Among the entries, which lines carry the string "JSON"? Copy each of them.
§
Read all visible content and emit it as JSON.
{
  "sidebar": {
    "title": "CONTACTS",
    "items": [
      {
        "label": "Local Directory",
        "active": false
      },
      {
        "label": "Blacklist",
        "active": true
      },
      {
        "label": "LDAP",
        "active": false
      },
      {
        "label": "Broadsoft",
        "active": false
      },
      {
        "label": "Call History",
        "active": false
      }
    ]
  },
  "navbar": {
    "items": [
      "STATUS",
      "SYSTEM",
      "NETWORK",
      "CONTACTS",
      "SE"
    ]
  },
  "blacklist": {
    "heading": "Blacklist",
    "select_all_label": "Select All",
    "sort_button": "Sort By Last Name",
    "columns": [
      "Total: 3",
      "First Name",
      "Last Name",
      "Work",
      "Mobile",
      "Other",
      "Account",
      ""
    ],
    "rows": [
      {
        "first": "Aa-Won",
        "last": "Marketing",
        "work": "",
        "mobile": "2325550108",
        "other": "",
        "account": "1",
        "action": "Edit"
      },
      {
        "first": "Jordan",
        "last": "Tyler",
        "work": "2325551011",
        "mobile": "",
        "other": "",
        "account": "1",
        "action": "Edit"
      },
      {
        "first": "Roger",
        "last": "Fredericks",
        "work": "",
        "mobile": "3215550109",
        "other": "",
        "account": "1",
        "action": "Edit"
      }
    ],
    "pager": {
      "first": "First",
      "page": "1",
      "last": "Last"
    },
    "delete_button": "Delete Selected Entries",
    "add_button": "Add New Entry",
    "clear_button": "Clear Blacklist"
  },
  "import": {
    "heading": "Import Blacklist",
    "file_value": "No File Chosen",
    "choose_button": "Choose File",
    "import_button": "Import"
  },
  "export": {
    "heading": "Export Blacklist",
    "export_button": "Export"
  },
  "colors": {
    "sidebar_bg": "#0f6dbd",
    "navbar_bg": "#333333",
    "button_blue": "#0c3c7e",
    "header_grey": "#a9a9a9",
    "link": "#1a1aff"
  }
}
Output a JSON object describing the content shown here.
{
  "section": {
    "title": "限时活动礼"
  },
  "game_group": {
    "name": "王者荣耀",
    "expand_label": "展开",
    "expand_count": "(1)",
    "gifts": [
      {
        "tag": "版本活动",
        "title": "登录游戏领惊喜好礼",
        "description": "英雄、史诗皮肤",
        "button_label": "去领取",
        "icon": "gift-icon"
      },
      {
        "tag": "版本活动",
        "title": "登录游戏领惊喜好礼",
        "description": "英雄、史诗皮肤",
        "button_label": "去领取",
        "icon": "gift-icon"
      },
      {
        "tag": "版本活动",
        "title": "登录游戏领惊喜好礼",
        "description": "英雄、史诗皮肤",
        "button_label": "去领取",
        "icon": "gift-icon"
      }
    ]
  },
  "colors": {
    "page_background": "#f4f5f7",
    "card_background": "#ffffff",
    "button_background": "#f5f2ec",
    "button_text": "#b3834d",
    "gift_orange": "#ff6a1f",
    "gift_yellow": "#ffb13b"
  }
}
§
Result →
Read all visible content and emit it as JSON.
Output a JSON object describing the content shown here.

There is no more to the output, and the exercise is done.